WHAT IS EXPECTED
What lines in the listing below hold the string "this"? Please copy them out.

★ ★ ★ ★

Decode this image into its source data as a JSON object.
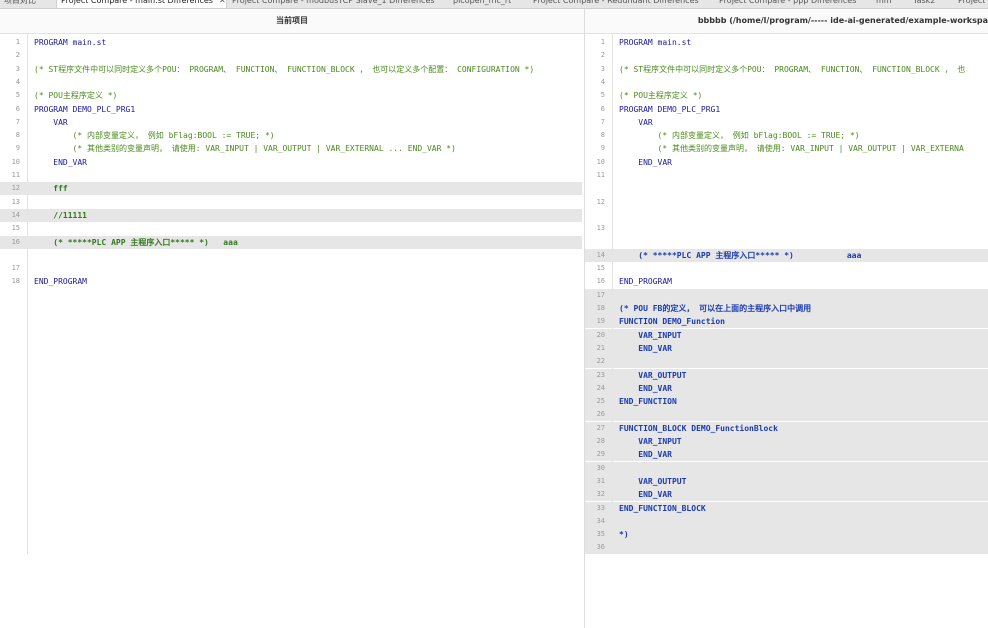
{
  "tabs": [
    {
      "label": "项目对比",
      "active": false
    },
    {
      "label": "Project Compare - main.st Differences",
      "active": true
    },
    {
      "label": "Project Compare - modbusTCP Slave_1 Differences",
      "active": false
    },
    {
      "label": "plcopen_mc_rt",
      "active": false
    },
    {
      "label": "Project Compare - Redundant Differences",
      "active": false
    },
    {
      "label": "Project Compare - ppp Differences",
      "active": false
    },
    {
      "label": "mm",
      "active": false
    },
    {
      "label": "Task2",
      "active": false
    },
    {
      "label": "Project",
      "active": false
    }
  ],
  "left": {
    "title": "当前项目",
    "lines": [
      {
        "n": "1",
        "t": "PROGRAM main.st",
        "s": "rd"
      },
      {
        "n": "2",
        "t": "",
        "s": ""
      },
      {
        "n": "3",
        "t": "(* ST程序文件中可以同时定义多个POU： PROGRAM、 FUNCTION、 FUNCTION_BLOCK ， 也可以定义多个配置： CONFIGURATION *)",
        "s": "cm"
      },
      {
        "n": "4",
        "t": "",
        "s": ""
      },
      {
        "n": "5",
        "t": "(* POU主程序定义 *)",
        "s": "cm"
      },
      {
        "n": "6",
        "t": "PROGRAM DEMO_PLC_PRG1",
        "s": "rd"
      },
      {
        "n": "7",
        "t": "    VAR",
        "s": ""
      },
      {
        "n": "8",
        "t": "        (* 内部变量定义， 例如 bFlag:BOOL := TRUE; *)",
        "s": "cm"
      },
      {
        "n": "9",
        "t": "        (* 其他类别的变量声明， 请使用: VAR_INPUT | VAR_OUTPUT | VAR_EXTERNAL ... END_VAR *)",
        "s": "cm"
      },
      {
        "n": "10",
        "t": "    END_VAR",
        "s": ""
      },
      {
        "n": "11",
        "t": "",
        "s": ""
      },
      {
        "n": "12",
        "t": "    fff",
        "s": "gr",
        "hl": true
      },
      {
        "n": "13",
        "t": "",
        "s": ""
      },
      {
        "n": "14",
        "t": "    //11111",
        "s": "gr",
        "hl": true
      },
      {
        "n": "15",
        "t": "",
        "s": ""
      },
      {
        "n": "16",
        "t": "    (* *****PLC APP 主程序入口***** *)   aaa",
        "s": "gr",
        "hl": true
      },
      {
        "n": "",
        "t": "",
        "s": ""
      },
      {
        "n": "17",
        "t": "",
        "s": ""
      },
      {
        "n": "18",
        "t": "END_PROGRAM",
        "s": ""
      }
    ]
  },
  "right": {
    "title": "bbbbb (/home/l/program/----- ide-ai-generated/example-workspa",
    "lines": [
      {
        "n": "1",
        "t": "PROGRAM main.st",
        "s": "rd"
      },
      {
        "n": "2",
        "t": "",
        "s": ""
      },
      {
        "n": "3",
        "t": "(* ST程序文件中可以同时定义多个POU： PROGRAM、 FUNCTION、 FUNCTION_BLOCK ， 也",
        "s": "cm"
      },
      {
        "n": "4",
        "t": "",
        "s": ""
      },
      {
        "n": "5",
        "t": "(* POU主程序定义 *)",
        "s": "cm"
      },
      {
        "n": "6",
        "t": "PROGRAM DEMO_PLC_PRG1",
        "s": "rd"
      },
      {
        "n": "7",
        "t": "    VAR",
        "s": ""
      },
      {
        "n": "8",
        "t": "        (* 内部变量定义， 例如 bFlag:BOOL := TRUE; *)",
        "s": "cm"
      },
      {
        "n": "9",
        "t": "        (* 其他类别的变量声明， 请使用: VAR_INPUT | VAR_OUTPUT | VAR_EXTERNA",
        "s": "cm"
      },
      {
        "n": "10",
        "t": "    END_VAR",
        "s": ""
      },
      {
        "n": "11",
        "t": "",
        "s": ""
      },
      {
        "n": "",
        "t": "",
        "s": ""
      },
      {
        "n": "12",
        "t": "",
        "s": ""
      },
      {
        "n": "",
        "t": "",
        "s": ""
      },
      {
        "n": "13",
        "t": "",
        "s": ""
      },
      {
        "n": "",
        "t": "",
        "s": ""
      },
      {
        "n": "14",
        "t": "    (* *****PLC APP 主程序入口***** *)           aaa",
        "s": "bl",
        "hl": true
      },
      {
        "n": "15",
        "t": "",
        "s": ""
      },
      {
        "n": "16",
        "t": "END_PROGRAM",
        "s": ""
      },
      {
        "n": "17",
        "t": "",
        "s": "",
        "hl": true
      },
      {
        "n": "18",
        "t": "(* POU FB的定义， 可以在上面的主程序入口中调用",
        "s": "bl",
        "hl": true
      },
      {
        "n": "19",
        "t": "FUNCTION DEMO_Function",
        "s": "bl",
        "hl": true
      },
      {
        "n": "20",
        "t": "    VAR_INPUT",
        "s": "bl",
        "hl": true
      },
      {
        "n": "21",
        "t": "    END_VAR",
        "s": "bl",
        "hl": true
      },
      {
        "n": "22",
        "t": "",
        "s": "",
        "hl": true
      },
      {
        "n": "23",
        "t": "    VAR_OUTPUT",
        "s": "bl",
        "hl": true
      },
      {
        "n": "24",
        "t": "    END_VAR",
        "s": "bl",
        "hl": true
      },
      {
        "n": "25",
        "t": "END_FUNCTION",
        "s": "bl",
        "hl": true
      },
      {
        "n": "26",
        "t": "",
        "s": "",
        "hl": true
      },
      {
        "n": "27",
        "t": "FUNCTION_BLOCK DEMO_FunctionBlock",
        "s": "bl",
        "hl": true
      },
      {
        "n": "28",
        "t": "    VAR_INPUT",
        "s": "bl",
        "hl": true
      },
      {
        "n": "29",
        "t": "    END_VAR",
        "s": "bl",
        "hl": true
      },
      {
        "n": "30",
        "t": "",
        "s": "",
        "hl": true
      },
      {
        "n": "31",
        "t": "    VAR_OUTPUT",
        "s": "bl",
        "hl": true
      },
      {
        "n": "32",
        "t": "    END_VAR",
        "s": "bl",
        "hl": true
      },
      {
        "n": "33",
        "t": "END_FUNCTION_BLOCK",
        "s": "bl",
        "hl": true
      },
      {
        "n": "34",
        "t": "",
        "s": "",
        "hl": true
      },
      {
        "n": "35",
        "t": "*)",
        "s": "bl",
        "hl": true
      },
      {
        "n": "36",
        "t": "",
        "s": "",
        "hl": true
      }
    ]
  }
}
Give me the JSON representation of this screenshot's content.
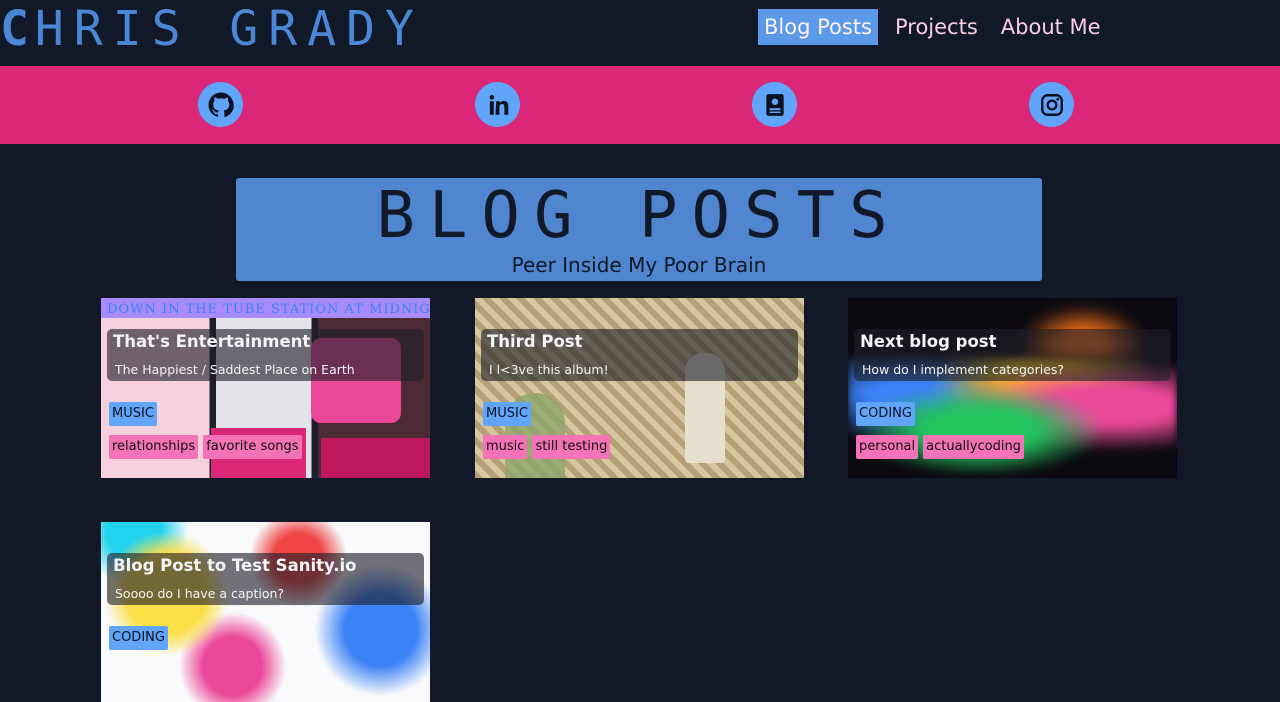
{
  "header": {
    "logo_first": "C",
    "logo_rest": "HRIS GRADY",
    "nav": [
      {
        "label": "Blog Posts",
        "active": true
      },
      {
        "label": "Projects",
        "active": false
      },
      {
        "label": "About Me",
        "active": false
      }
    ]
  },
  "social": [
    {
      "icon": "github-icon"
    },
    {
      "icon": "linkedin-icon"
    },
    {
      "icon": "resume-icon"
    },
    {
      "icon": "instagram-icon"
    }
  ],
  "banner": {
    "title": "BLOG POSTS",
    "subtitle": "Peer Inside My Poor Brain"
  },
  "posts": [
    {
      "title": "That's Entertainment",
      "subtitle": "The Happiest / Saddest Place on Earth",
      "category": "MUSIC",
      "tags": [
        "relationships",
        "favorite songs"
      ],
      "image_text": "DOWN IN THE TUBE STATION AT MIDNIGHT"
    },
    {
      "title": "Third Post",
      "subtitle": "I l<3ve this album!",
      "category": "MUSIC",
      "tags": [
        "music",
        "still testing"
      ]
    },
    {
      "title": "Next blog post",
      "subtitle": "How do I implement categories?",
      "category": "CODING",
      "tags": [
        "personal",
        "actuallycoding"
      ]
    },
    {
      "title": "Blog Post to Test Sanity.io",
      "subtitle": "Soooo do I have a caption?",
      "category": "CODING",
      "tags": []
    }
  ],
  "colors": {
    "background": "#111827",
    "social_band": "#db2777",
    "accent_blue": "#60a5fa",
    "tag_pink": "#f472b6",
    "banner_blue": "#4f86cf"
  }
}
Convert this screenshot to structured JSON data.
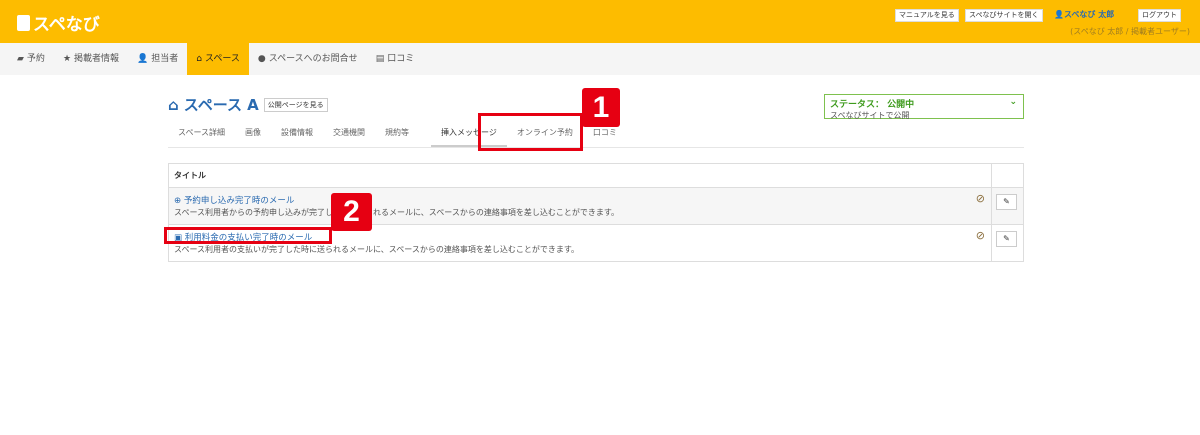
{
  "header": {
    "logo": "スペなび",
    "manual": "マニュアルを見る",
    "open_site": "スペなびサイトを開く",
    "user": "スペなび 太郎",
    "logout": "ログアウト",
    "role": "(スペなび 太郎 / 掲載者ユーザー)",
    "color": "#fdbc00"
  },
  "nav": [
    {
      "label": "予約",
      "icon": "book-icon"
    },
    {
      "label": "掲載者情報",
      "icon": "star-icon"
    },
    {
      "label": "担当者",
      "icon": "user-icon"
    },
    {
      "label": "スペース",
      "icon": "home-icon",
      "active": true
    },
    {
      "label": "スペースへのお問合せ",
      "icon": "comment-icon"
    },
    {
      "label": "口コミ",
      "icon": "review-icon"
    }
  ],
  "page": {
    "title": "スペース A",
    "public_page": "公開ページを見る"
  },
  "status": {
    "label": "ステータス： 公開中",
    "sub": "スペなびサイトで公開"
  },
  "tabs": [
    {
      "label": "スペース詳細"
    },
    {
      "label": "画像"
    },
    {
      "label": "設備情報"
    },
    {
      "label": "交通機関"
    },
    {
      "label": "規約等"
    },
    {
      "label": "挿入メッセージ",
      "active": true
    },
    {
      "label": "オンライン予約"
    },
    {
      "label": "口コミ"
    }
  ],
  "table": {
    "header": "タイトル",
    "rows": [
      {
        "title": "予約申し込み完了時のメール",
        "desc": "スペース利用者からの予約申し込みが完了した時に送られるメールに、スペースからの連絡事項を差し込むことができます。"
      },
      {
        "title": "利用料金の支払い完了時のメール",
        "desc": "スペース利用者の支払いが完了した時に送られるメールに、スペースからの連絡事項を差し込むことができます。"
      }
    ]
  },
  "annotations": [
    "1",
    "2"
  ]
}
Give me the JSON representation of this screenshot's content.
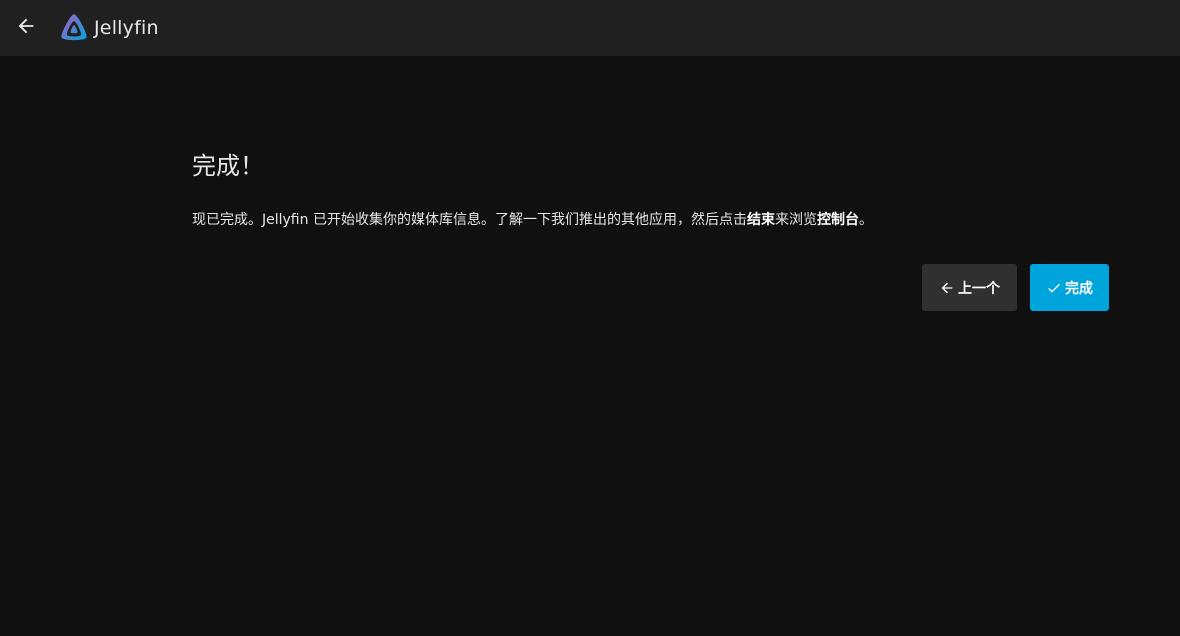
{
  "header": {
    "back_icon": "arrow-left-icon",
    "logo_icon": "jellyfin-logo-icon",
    "app_name": "Jellyfin",
    "colors": {
      "background": "#202020",
      "logo_gradient_start": "#aa5cc3",
      "logo_gradient_end": "#00a4dc"
    }
  },
  "main": {
    "title": "完成！",
    "description": {
      "text_1": "现已完成。Jellyfin 已开始收集你的媒体库信息。了解一下我们推出的其他应用，然后点击",
      "bold_1": "结束",
      "text_2": "来浏览",
      "bold_2": "控制台",
      "text_3": "。"
    },
    "buttons": {
      "previous": {
        "label": "上一个",
        "icon": "arrow-left-icon"
      },
      "finish": {
        "label": "完成",
        "icon": "check-icon"
      }
    },
    "colors": {
      "background": "#101010",
      "accent": "#00a4dc",
      "secondary_button": "#303030"
    }
  }
}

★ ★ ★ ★

SOLVED EXERCISE
Decode this image into its source data as a JSON object.
Give me the JSON representation of this screenshot's content.
      "subtitle": "I l<3ve this album!",
Convert this screenshot to structured JSON data.
Give me the JSON representation of this screenshot's content.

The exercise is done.